October 26, 2013 § 1 Comment
It has been a little over a week since the moving truck miraculously, as it seemed for us, found our driveway and delivered our old household goods and treasures from across the country.
We drove over two thousand miles with a car loaded with last minute additional stuff, so many years after the last covered wagon brought settlers westward over a long and treacherous journey, carrying only the bare essentials to start a new home.
In the past year I had been reading journals and letters from pioneer women, fascinated by the stories of their feats, misadventures and tribulations over months-long cross country trips of a lifetime. I have thought of them often since we left our New England home three weeks ago. Of course there are many obvious differences between what they had to put up with and what my husband and I have experienced on the journey. Obvious because of the progress in transportation, communications, safety, accommodations, and all those things we take for granted now. However there is one thing that was not at all obvious for me at first: the now indispensable help of the internet.
Every day since we arrived in Santa Fe, we have relied on our cell phone internet connection for information that would have taken months to gather from friendly, welcoming neighbors, local word of mouth, or through multiple trials and errors.

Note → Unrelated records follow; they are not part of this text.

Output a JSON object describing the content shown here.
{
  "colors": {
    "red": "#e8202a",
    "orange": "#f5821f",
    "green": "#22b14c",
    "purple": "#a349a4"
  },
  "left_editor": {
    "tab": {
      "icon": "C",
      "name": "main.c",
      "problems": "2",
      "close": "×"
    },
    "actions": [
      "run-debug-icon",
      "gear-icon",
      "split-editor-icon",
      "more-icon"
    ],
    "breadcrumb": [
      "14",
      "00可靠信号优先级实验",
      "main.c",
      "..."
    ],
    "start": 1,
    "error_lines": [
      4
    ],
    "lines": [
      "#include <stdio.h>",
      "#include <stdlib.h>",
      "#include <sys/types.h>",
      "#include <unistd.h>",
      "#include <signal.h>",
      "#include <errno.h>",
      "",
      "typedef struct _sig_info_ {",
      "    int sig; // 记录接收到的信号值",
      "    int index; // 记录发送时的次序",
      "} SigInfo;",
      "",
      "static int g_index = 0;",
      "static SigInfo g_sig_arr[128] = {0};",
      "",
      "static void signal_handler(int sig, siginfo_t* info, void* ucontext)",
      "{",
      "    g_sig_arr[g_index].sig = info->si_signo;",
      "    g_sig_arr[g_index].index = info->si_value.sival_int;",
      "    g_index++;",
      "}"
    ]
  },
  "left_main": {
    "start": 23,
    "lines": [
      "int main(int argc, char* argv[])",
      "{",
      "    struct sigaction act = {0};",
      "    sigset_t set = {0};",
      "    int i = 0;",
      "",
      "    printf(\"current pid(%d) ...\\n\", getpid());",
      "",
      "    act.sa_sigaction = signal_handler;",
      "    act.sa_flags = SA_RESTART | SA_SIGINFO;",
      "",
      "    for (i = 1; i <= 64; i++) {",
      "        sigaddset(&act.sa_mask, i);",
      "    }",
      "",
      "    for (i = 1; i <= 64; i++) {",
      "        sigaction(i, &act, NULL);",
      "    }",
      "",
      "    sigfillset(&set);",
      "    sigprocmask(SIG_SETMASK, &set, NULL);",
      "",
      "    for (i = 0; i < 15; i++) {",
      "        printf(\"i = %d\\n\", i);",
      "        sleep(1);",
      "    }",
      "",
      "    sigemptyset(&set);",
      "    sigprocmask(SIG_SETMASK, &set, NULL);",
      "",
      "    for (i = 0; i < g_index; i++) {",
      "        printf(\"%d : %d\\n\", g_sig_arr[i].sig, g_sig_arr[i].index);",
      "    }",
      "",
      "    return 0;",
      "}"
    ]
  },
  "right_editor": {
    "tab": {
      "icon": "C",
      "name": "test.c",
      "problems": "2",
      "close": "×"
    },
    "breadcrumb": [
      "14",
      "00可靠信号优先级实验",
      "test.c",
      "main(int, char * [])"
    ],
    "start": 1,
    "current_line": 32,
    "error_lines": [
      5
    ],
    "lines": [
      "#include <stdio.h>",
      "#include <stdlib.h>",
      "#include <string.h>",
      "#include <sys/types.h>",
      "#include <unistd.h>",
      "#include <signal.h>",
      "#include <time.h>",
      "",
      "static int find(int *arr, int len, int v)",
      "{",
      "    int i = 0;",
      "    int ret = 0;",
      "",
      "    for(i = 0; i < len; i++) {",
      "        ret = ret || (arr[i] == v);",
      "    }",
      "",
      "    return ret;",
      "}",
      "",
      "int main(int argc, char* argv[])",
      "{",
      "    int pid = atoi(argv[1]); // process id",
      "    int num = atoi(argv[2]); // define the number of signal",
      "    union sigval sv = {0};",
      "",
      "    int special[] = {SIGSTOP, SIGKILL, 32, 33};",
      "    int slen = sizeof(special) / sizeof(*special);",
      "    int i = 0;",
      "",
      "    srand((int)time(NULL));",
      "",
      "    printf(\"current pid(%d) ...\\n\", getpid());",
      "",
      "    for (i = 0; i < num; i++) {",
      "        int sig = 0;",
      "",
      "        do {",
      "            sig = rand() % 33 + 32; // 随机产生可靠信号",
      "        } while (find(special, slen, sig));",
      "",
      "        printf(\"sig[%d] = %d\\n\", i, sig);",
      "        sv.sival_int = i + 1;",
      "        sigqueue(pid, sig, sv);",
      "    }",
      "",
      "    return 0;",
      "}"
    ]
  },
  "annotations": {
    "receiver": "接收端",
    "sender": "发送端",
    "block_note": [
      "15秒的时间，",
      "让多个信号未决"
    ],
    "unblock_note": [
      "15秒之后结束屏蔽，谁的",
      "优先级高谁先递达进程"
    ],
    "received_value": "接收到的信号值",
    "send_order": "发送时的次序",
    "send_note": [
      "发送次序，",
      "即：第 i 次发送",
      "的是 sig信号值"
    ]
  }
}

Where is the closest Home Depot? How do we dispose of our trash; where do we recycle so many cardboard moving cartons? Where and when do the local farmers’ markets take place? Where is the best breakfast place in town? What does a black widow spider look like, or tips on bread baking in high altitude. A few samples of the questions we constantly have asked Siri, and even if she was fairly reliable, unlike a local old timer she didn’t answer with a local accent (we got good laughs at how she pronounced street addresses like “Camino del Cielo” or “Calle Acequia Baja,” for example).
So now what kind of questions can we come up with to have a pretext to meet our neighbors, to hear the local lore, to listen to the views of an old local sage who brings unique, quirky insights on the community, to exchange and compare views on our respective backgrounds. To make friends who, as our neighbors back in New England, might one day come to the rescue when bad weather strikes, or bring vegetables from their garden surplus; whose wayward dog we can safely return to them from our yard; or just to shoot the breeze when we are all out in our driveways?
We can always Skype with our old friends and neighbors back in New England, but no matter how strong the signal is around here the Internet will not bring us close to our new neighbors the way a knock on their door will.